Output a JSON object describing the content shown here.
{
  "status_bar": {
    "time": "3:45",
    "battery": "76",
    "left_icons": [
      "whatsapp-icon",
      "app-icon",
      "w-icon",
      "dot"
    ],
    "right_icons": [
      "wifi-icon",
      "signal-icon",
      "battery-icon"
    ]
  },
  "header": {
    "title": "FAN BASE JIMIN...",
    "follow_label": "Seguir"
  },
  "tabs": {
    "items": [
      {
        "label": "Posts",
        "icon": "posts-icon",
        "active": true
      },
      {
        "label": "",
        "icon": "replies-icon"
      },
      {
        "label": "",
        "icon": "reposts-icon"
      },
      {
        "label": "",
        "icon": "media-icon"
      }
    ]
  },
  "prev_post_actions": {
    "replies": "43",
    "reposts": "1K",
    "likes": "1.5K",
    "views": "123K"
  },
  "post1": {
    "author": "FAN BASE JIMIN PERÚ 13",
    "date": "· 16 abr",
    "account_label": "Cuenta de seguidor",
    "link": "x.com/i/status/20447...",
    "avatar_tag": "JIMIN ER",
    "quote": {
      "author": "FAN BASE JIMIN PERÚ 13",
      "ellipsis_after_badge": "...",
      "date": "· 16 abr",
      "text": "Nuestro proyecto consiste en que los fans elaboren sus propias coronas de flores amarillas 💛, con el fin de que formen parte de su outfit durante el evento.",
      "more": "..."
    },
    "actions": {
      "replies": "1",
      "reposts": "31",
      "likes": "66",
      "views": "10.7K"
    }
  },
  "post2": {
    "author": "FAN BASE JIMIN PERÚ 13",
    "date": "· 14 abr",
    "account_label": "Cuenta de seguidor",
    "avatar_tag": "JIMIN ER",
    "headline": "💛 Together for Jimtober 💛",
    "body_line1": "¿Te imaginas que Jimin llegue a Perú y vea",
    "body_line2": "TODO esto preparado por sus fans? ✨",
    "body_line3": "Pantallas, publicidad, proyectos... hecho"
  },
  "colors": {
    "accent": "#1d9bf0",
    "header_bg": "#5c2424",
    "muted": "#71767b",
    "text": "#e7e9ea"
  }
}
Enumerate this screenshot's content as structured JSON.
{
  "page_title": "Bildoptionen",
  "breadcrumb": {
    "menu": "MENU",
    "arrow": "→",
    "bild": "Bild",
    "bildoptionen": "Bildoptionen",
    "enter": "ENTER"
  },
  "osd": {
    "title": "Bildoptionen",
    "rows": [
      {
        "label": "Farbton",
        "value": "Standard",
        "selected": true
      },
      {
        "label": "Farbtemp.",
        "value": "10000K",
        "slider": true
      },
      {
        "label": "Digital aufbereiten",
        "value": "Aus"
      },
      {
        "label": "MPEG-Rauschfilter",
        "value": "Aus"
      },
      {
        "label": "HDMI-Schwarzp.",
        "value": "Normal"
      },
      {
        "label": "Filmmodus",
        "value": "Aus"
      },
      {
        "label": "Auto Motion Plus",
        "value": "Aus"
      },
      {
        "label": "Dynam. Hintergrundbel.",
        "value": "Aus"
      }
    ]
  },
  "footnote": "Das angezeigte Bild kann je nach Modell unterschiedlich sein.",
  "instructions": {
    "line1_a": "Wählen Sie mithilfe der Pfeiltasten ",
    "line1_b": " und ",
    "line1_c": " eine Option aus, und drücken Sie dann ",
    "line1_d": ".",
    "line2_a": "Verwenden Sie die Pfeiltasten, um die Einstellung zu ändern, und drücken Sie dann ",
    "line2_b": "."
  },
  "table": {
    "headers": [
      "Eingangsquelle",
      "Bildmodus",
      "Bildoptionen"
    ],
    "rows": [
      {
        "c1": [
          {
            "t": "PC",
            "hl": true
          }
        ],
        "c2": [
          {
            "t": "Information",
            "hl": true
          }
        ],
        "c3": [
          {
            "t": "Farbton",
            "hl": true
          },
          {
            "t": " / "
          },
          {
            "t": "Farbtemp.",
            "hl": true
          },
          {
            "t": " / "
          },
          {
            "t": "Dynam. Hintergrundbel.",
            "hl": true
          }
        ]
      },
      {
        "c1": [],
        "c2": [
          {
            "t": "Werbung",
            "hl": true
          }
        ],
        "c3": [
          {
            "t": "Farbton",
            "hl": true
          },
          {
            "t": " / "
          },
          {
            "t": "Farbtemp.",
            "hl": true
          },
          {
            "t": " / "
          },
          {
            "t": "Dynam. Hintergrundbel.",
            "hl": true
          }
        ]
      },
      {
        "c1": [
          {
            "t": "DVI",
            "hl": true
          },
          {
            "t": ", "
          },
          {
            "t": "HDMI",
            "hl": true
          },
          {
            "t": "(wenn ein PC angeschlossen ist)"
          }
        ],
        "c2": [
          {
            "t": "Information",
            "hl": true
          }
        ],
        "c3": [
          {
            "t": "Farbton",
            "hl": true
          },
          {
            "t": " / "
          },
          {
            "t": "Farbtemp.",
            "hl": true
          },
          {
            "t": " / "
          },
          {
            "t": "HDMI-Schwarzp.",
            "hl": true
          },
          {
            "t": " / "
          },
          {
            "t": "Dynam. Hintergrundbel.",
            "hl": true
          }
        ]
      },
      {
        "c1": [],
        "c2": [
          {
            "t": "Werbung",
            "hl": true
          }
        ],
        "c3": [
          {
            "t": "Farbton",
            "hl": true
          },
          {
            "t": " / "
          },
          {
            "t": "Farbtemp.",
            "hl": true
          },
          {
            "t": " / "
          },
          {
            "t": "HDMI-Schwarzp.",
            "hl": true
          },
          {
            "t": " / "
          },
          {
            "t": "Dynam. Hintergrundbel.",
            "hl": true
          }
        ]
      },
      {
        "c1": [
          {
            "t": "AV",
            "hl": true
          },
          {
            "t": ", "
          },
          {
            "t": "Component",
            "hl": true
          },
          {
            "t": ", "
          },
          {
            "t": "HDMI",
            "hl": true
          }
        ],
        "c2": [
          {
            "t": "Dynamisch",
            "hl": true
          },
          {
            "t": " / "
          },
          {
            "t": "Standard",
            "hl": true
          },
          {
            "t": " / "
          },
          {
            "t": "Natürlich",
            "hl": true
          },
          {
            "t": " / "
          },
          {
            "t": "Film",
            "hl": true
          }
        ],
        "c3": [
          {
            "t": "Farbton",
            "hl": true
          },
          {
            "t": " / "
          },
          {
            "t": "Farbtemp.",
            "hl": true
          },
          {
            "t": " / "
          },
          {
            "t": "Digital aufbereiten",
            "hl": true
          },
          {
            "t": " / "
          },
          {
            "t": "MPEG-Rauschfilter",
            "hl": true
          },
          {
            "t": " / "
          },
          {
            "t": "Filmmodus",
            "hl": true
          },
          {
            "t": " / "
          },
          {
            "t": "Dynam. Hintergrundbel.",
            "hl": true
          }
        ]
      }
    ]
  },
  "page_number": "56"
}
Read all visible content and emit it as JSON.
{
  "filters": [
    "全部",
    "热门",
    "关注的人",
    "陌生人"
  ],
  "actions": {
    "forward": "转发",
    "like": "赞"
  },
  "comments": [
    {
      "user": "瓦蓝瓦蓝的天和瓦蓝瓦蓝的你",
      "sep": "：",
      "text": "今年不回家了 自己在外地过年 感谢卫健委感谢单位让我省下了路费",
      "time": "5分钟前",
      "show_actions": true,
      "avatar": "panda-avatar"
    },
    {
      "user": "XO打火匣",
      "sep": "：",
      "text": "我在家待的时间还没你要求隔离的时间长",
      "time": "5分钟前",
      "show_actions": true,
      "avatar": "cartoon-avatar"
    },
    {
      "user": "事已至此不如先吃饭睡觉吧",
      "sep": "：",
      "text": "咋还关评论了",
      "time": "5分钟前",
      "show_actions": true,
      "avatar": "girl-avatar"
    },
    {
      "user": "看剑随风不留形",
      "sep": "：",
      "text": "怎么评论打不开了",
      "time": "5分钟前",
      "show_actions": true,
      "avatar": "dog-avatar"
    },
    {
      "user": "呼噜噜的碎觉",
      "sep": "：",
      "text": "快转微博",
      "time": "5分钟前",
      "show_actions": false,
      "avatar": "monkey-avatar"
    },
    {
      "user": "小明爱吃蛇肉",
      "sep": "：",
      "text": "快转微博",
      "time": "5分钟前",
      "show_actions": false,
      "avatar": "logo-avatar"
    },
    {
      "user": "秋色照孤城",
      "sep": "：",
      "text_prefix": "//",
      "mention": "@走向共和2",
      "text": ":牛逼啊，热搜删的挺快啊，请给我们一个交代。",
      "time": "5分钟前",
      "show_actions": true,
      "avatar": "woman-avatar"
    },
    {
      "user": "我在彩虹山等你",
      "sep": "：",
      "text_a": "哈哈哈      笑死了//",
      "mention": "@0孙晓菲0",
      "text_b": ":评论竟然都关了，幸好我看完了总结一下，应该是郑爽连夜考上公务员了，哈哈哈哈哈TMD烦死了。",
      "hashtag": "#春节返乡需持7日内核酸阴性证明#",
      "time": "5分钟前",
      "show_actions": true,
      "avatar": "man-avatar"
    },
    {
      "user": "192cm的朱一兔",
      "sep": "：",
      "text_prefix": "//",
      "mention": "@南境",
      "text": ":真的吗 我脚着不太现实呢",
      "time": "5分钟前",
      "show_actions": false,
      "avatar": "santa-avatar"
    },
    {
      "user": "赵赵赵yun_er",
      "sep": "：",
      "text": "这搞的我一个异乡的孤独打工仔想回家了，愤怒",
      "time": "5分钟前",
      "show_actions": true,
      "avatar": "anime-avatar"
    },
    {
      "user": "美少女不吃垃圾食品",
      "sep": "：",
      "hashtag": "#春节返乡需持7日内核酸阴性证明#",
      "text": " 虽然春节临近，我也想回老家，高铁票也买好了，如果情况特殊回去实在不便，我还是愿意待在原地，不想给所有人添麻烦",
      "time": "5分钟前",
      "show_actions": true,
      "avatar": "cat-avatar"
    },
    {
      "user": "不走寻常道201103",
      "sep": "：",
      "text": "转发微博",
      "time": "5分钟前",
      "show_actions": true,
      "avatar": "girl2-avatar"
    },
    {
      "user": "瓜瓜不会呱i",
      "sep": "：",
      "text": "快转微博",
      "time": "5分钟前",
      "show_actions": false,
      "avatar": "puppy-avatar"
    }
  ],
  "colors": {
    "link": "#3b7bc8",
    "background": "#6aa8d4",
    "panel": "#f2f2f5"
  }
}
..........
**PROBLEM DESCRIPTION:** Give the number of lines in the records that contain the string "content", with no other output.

**RESPONSE AREA:** 3